Left: MDP policy iteration with continuous value approximation by finite element analysis. Middle: MDP policy iteration with exact discrete policy iteration on high-resolution states (traditional). Right: Goal-oriented planner without motion uncertainty (policy) optimization.
Action Learning with Visual Perception:
We recently developed a method for exploring and monitoring coral reef habitats using an autonomous underwater vehicle (AUV) equipped with an onboard camera. To accomplish this task, the vehicle needs to learn to detect and classify different coral species, and also make motion decisions for exploring larger unknown areas while trying to detect as more corals (with species labels) as possible. We propose a systematic framework that integrates object detection, occupancy grid mapping, and reinforcement learning methods. To enable the vehicle to adjudicate decisions between exploration of larger space and exploitation of promising areas, we propose a reward function that combines both an information-theoretic objective for environment spatial coverage and an ingredient that encourages coral detection. We have validated the proposed method through extensive simulations, and the results show that our approach can achieve a good performance even by training with a small number of images (50 images in total) collected in the simulator.

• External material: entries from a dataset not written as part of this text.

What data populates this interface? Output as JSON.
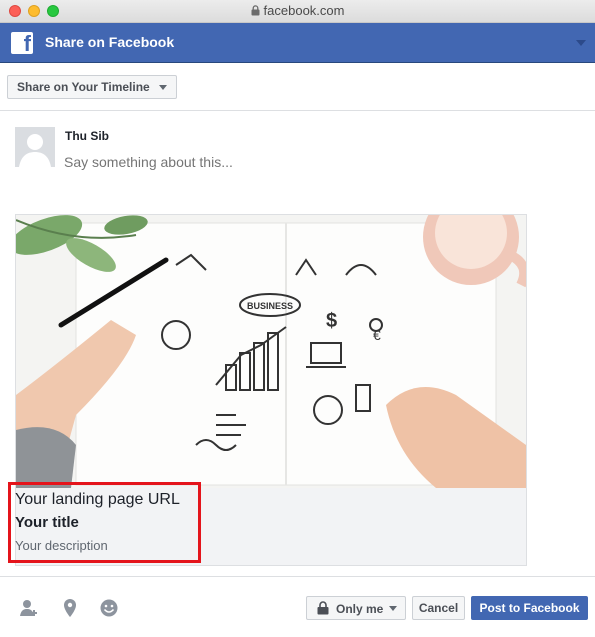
{
  "window": {
    "url": "facebook.com"
  },
  "header": {
    "title": "Share on Facebook",
    "logo_letter": "f"
  },
  "share_target": {
    "selected": "Share on Your Timeline"
  },
  "composer": {
    "user_name": "Thu Sib",
    "placeholder": "Say something about this..."
  },
  "link_preview": {
    "url": "Your landing page URL",
    "title": "Your title",
    "description": "Your description",
    "image_label": "BUSINESS"
  },
  "footer": {
    "privacy_label": "Only me",
    "cancel_label": "Cancel",
    "post_label": "Post to Facebook",
    "icons": [
      "tag-friends-icon",
      "location-pin-icon",
      "feeling-smiley-icon"
    ]
  },
  "colors": {
    "brand_blue": "#4267b2",
    "highlight_red": "#e4141b"
  }
}
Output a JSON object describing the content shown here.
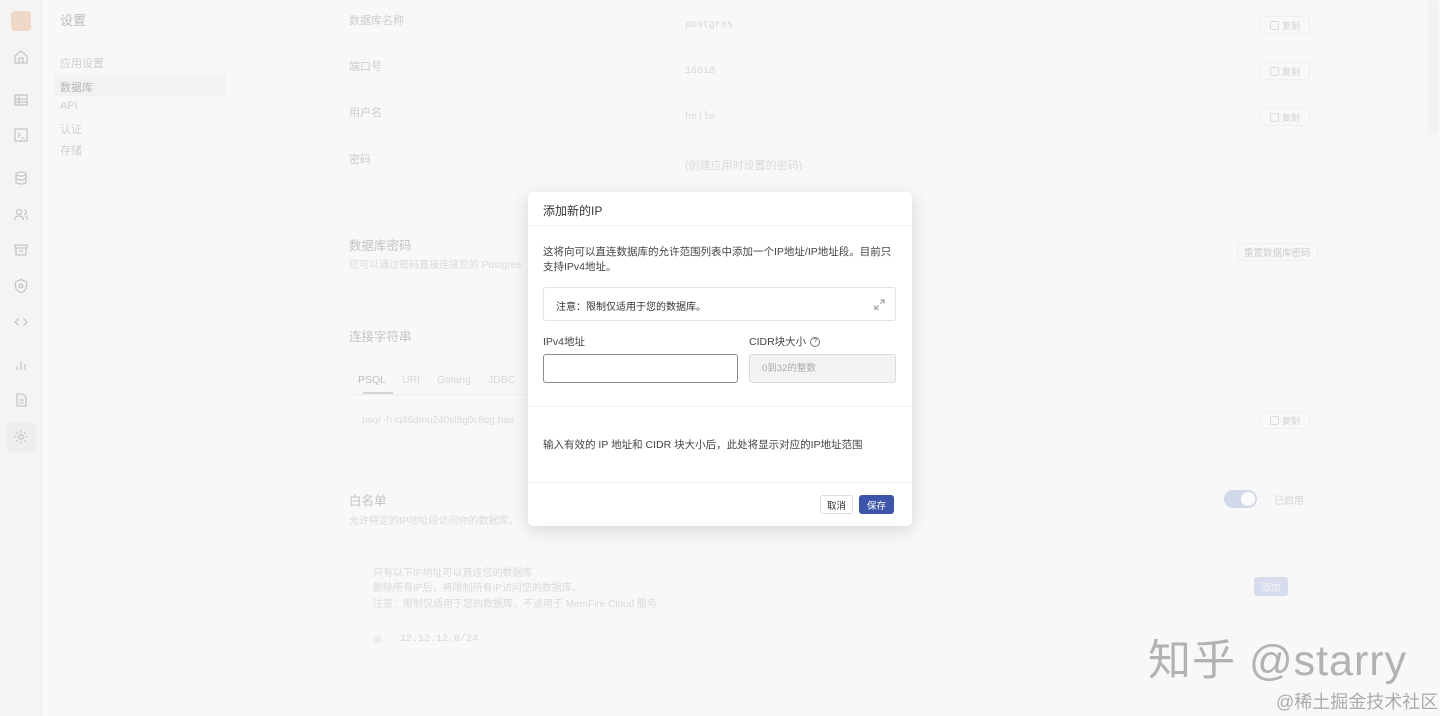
{
  "sidebar": {
    "title": "设置",
    "items": [
      "应用设置",
      "数据库",
      "API",
      "认证",
      "存储"
    ]
  },
  "database": {
    "fields": [
      {
        "label": "数据库名称",
        "value": "postgres"
      },
      {
        "label": "端口号",
        "value": "16018"
      },
      {
        "label": "用户名",
        "value": "hello"
      },
      {
        "label": "密码",
        "value": "(创建应用时设置的密码)"
      }
    ],
    "copy_label": "复制"
  },
  "db_password": {
    "title": "数据库密码",
    "subtitle": "您可以通过密码直接连接您的 Postgres",
    "reset_label": "重置数据库密码"
  },
  "connection": {
    "title": "连接字符串",
    "tabs": [
      "PSQL",
      "URI",
      "Golang",
      "JDBC"
    ],
    "command": "psql -h cj46dmu240sl8g0c8qg.bas"
  },
  "whitelist": {
    "title": "白名单",
    "subtitle": "允许特定的IP地址段访问你的数据库。",
    "enabled_label": "已启用",
    "add_label": "添加",
    "info": [
      "只有以下IP地址可以直连您的数据库",
      "删除所有IP后，将限制所有IP访问您的数据库。",
      "注意：限制仅适用于您的数据库，不适用于 MemFire Cloud 服务"
    ],
    "ips": [
      "12.12.12.0/24"
    ]
  },
  "dialog": {
    "title": "添加新的IP",
    "description": "这将向可以直连数据库的允许范围列表中添加一个IP地址/IP地址段。目前只支持IPv4地址。",
    "note": "注意：限制仅适用于您的数据库。",
    "ipv4_label": "IPv4地址",
    "ipv4_value": "",
    "cidr_label": "CIDR块大小",
    "cidr_placeholder": "0到32的整数",
    "hint": "输入有效的 IP 地址和 CIDR 块大小后，此处将显示对应的IP地址范围",
    "cancel_label": "取消",
    "save_label": "保存"
  },
  "watermark": {
    "line1": "知乎 @starry",
    "line2": "@稀土掘金技术社区"
  }
}
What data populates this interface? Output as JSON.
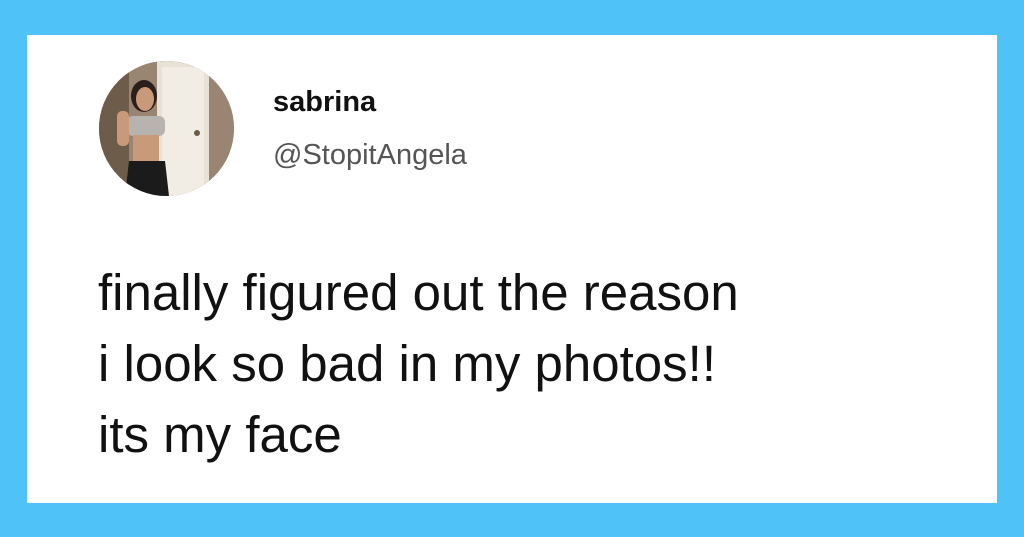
{
  "tweet": {
    "display_name": "sabrina",
    "handle": "@StopitAngela",
    "text_lines": [
      "finally figured out the reason",
      "i look so bad in my photos!!",
      "its my face"
    ]
  },
  "colors": {
    "frame_background": "#4fc3f7",
    "card_background": "#ffffff",
    "text_primary": "#111111",
    "text_secondary": "#555555"
  },
  "icons": {
    "avatar": "profile-photo-avatar"
  }
}
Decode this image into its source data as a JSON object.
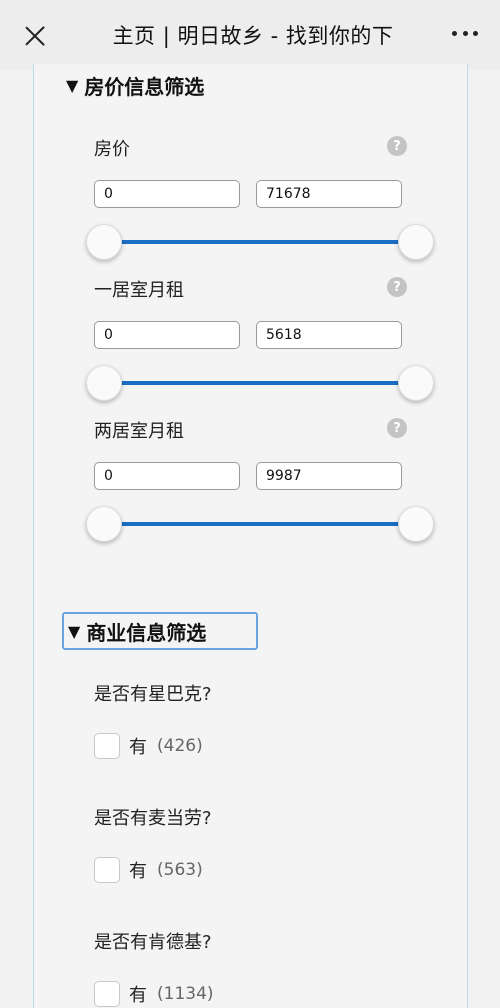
{
  "header": {
    "title": "主页 | 明日故乡 - 找到你的下"
  },
  "house_filter": {
    "heading": "房价信息筛选",
    "toggle_glyph": "▼",
    "fields": [
      {
        "label": "房价",
        "help": "?",
        "min": "0",
        "max": "71678",
        "slider_low": 0.0,
        "slider_high": 1.0
      },
      {
        "label": "一居室月租",
        "help": "?",
        "min": "0",
        "max": "5618",
        "slider_low": 0.0,
        "slider_high": 1.0
      },
      {
        "label": "两居室月租",
        "help": "?",
        "min": "0",
        "max": "9987",
        "slider_low": 0.0,
        "slider_high": 1.0
      }
    ]
  },
  "business_filter": {
    "heading": "商业信息筛选",
    "toggle_glyph": "▼",
    "questions": [
      {
        "label": "是否有星巴克?",
        "option": "有",
        "count": "(426)",
        "checked": false
      },
      {
        "label": "是否有麦当劳?",
        "option": "有",
        "count": "(563)",
        "checked": false
      },
      {
        "label": "是否有肯德基?",
        "option": "有",
        "count": "(1134)",
        "checked": false
      }
    ]
  },
  "colors": {
    "slider_track": "#1a6ec4",
    "focus_border": "#6aa3de",
    "panel_border": "#b8dde8"
  }
}
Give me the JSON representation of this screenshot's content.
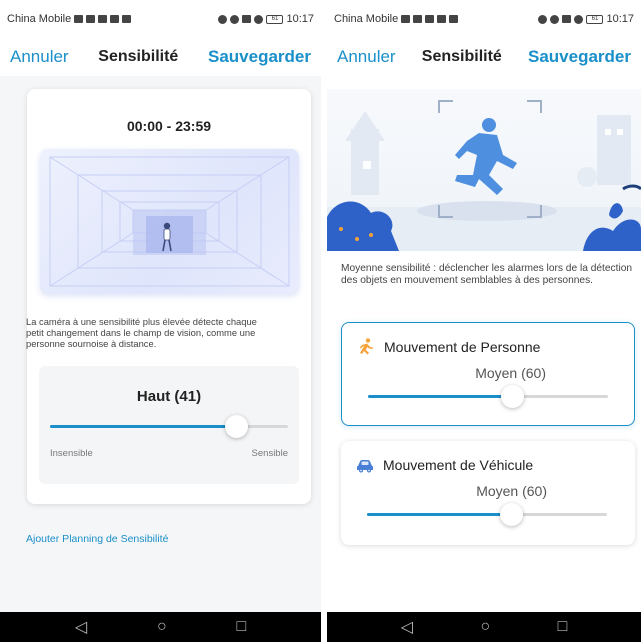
{
  "status": {
    "carrier": "China Mobile",
    "time": "10:17",
    "battery": "61"
  },
  "left": {
    "nav": {
      "cancel": "Annuler",
      "title": "Sensibilité",
      "save": "Sauvegarder"
    },
    "time_range": "00:00 - 23:59",
    "description": "La caméra à une sensibilité plus élevée détecte chaque petit changement dans le champ de vision, comme une personne sournoise à distance.",
    "sensitivity": {
      "label": "Haut (41)",
      "level": 0.78,
      "min_label": "Insensible",
      "max_label": "Sensible"
    },
    "add_schedule": "Ajouter Planning de Sensibilité"
  },
  "right": {
    "nav": {
      "cancel": "Annuler",
      "title": "Sensibilité",
      "save": "Sauvegarder"
    },
    "description": "Moyenne sensibilité : déclencher les alarmes lors de la détection des objets en mouvement semblables à des personnes.",
    "cards": [
      {
        "title": "Mouvement de Personne",
        "value": "Moyen (60)",
        "level": 0.6,
        "icon": "running-person-icon",
        "selected": true
      },
      {
        "title": "Mouvement de Véhicule",
        "value": "Moyen (60)",
        "level": 0.6,
        "icon": "car-icon",
        "selected": false
      }
    ]
  },
  "system_nav": {
    "back": "◁",
    "home": "○",
    "recents": "□"
  },
  "colors": {
    "accent": "#1a8fc9",
    "person_icon": "#f5a23a",
    "vehicle_icon": "#4a7fd6"
  }
}
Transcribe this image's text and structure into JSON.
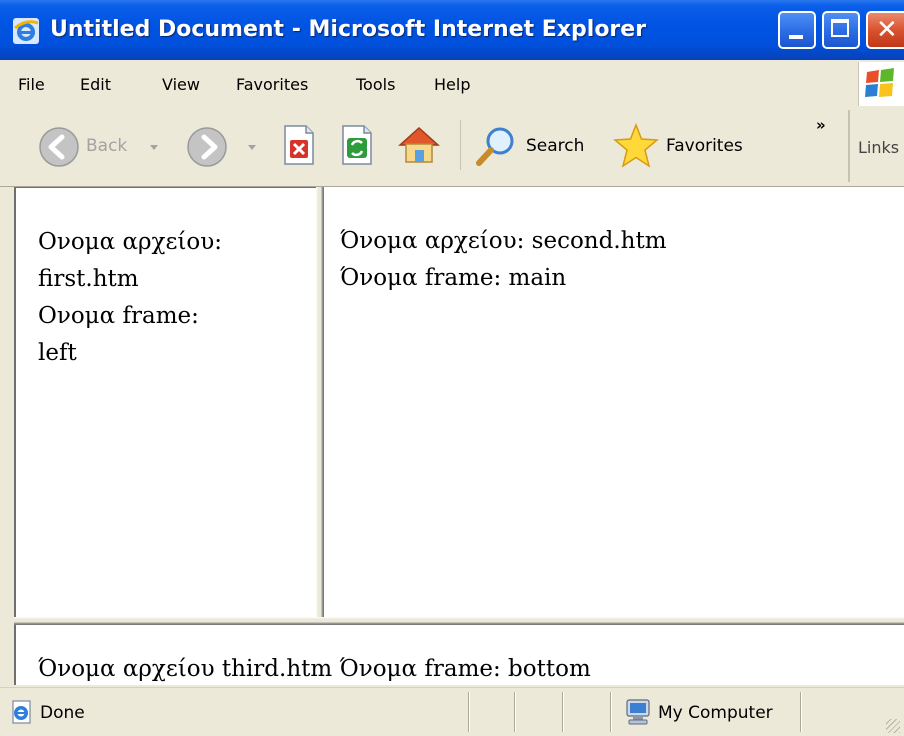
{
  "window": {
    "title": "Untitled Document - Microsoft Internet Explorer",
    "controls": [
      "minimize",
      "maximize",
      "close"
    ]
  },
  "menu": {
    "items": [
      {
        "label": "File"
      },
      {
        "label": "Edit"
      },
      {
        "label": "View"
      },
      {
        "label": "Favorites"
      },
      {
        "label": "Tools"
      },
      {
        "label": "Help"
      }
    ]
  },
  "toolbar": {
    "back_label": "Back",
    "search_label": "Search",
    "favorites_label": "Favorites",
    "chevron_label": "»",
    "links_label": "Links",
    "icons": [
      "back-arrow-icon",
      "forward-arrow-icon",
      "stop-icon",
      "refresh-icon",
      "home-icon",
      "search-magnifier-icon",
      "favorites-star-icon"
    ]
  },
  "frames": {
    "left": {
      "lines": [
        "Ονομα αρχείου:",
        "first.htm",
        "Ονομα frame:",
        "left"
      ]
    },
    "main": {
      "lines": [
        "Όνομα αρχείου: second.htm",
        "Όνομα frame: main"
      ]
    },
    "bottom": {
      "text": "Όνομα αρχείου third.htm Όνομα frame: bottom"
    }
  },
  "status": {
    "text": "Done",
    "zone": "My Computer"
  },
  "colors": {
    "titlebar": "#0054e3",
    "chrome": "#ece9d8",
    "close_button": "#d9532f"
  }
}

Left: An illustration of the system that enables the AUV to autonomously explore and monitor the coral habitats in unknown environments. The YOLOv3 detector processes the images captured by an onboard camera. The obtained coral species distribution is used to update the occupancy grid map of the environment. The AUV's motion decision is then computed based on the updated map and the current pose of the vehicle. Right: An illustration of the camera setup. The camera is mounted underneath the AUV. We set the camera to look downward (indicated by the red arrow) so that each image pixel has the same depth value. The red and gray areas denote the grids that are inside and outside the camera's field of view, respectively.
Evaluation of the YOLOv3 coral detection and recognition (different coral species).